In an inspiring burst of action, congressional committees grilled the heads of federal agencies in charge of Head Start, Meals on Wheels, housing assistance and Medicare, and demanded answers: “Why haven’t you informed us that the automatic sequester cuts we voted for are forcing poor kids out of preschool, starving the elderly, creating more homeless families and denying treatment to cancer patients? One Congressman fulminated, “This was a surprise to the Congress, to the world!”
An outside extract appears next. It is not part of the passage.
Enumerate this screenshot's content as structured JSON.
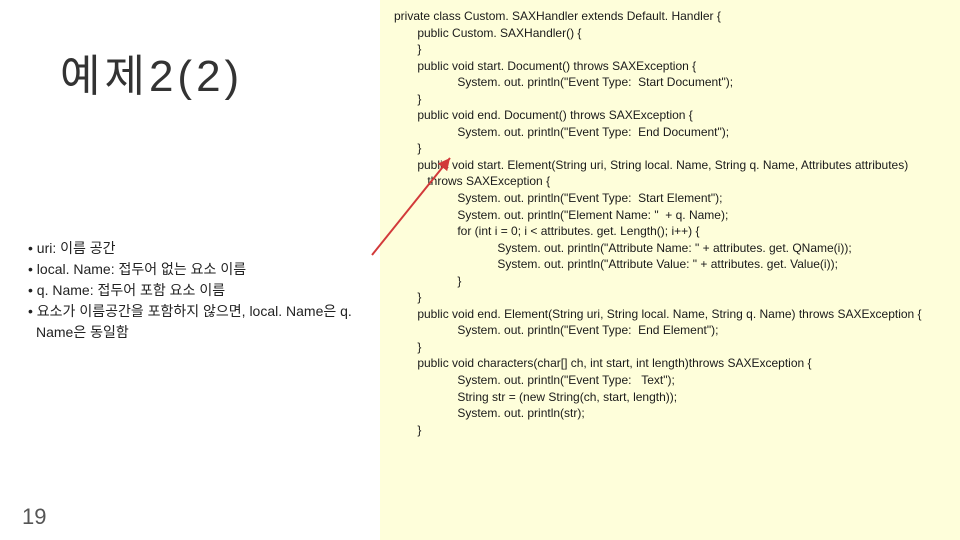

And so, in a last-minute, bipartisan deal Thursday night, senators voted unanimously for a “fix,” and the House approved it today. While the fix won’t alleviate all the sequester’s damage, it will mend the worst holes in the safety net. These Congress members simply weren’t going to fly home for the weekend without doing their best to assure that not one more child go hungry or one more family homeless.
Okay, that didn’t happen—at least not for poor, homeless, and sick people. But the Senate did scramble late Thursday to unanimously pass a resolution to end the FAA furloughs that were causing air traffic delays. “Sen. Susan Collins (R-Maine), a key architect of the bill, was cheered by the last-minute agreement struck after most senators fled town on Thursday ahead of a weeklong recess,” Politico writes. “ ’It’s nice to know that when we work together we really can solve problems,’ Collins said on the floor after the bill passed.”
Now, the airport delays, caused largely by furloughing air controllers, are no small matter—the sequester delayed 863 flights on Wednesday alone—and the pain goes far beyond the airline industry and inconvenienced passengers. According to one estimate, prolonged furloughs could have cost billions in lost economic output and tax revenue, and threaten tens of thousands of jobs (effects that, as usual, hit the poor first and worst).
But Congress’s targeted fix—achieved by moving funds from one part of the FAA budget to another—allows lawmakers to ignore the vastly more severe damage to the economy, jobs and people’s lives that they created by voting for the mindless, austerity-driven sequestration in the first place.
Most of the sequester’s devastation goes unseen by the public, because, unlike the brave Beltwayers who can save airports at a moment’s notice, the sequester’s victims are not power players. See, for starters, these two Nation pieces: “A California Town Bleeds From Sequestration’s Cuts,” and “How Sequestration Hurts the Homeless” with “up to 140,000 fewer low-income families receiving housing vouchers, more children exposed to lead paint, higher rent for people who can’t afford it and a rise in homelessness.” Then add in the estimated 70,000 low-income children who are getting kicked out of Head Start, the 4 million fewer meals delivered to homebound seniors via Meals on Wheels, and the massive cuts to Women, Infants, and Children Program (WIC) and other food assistance programs.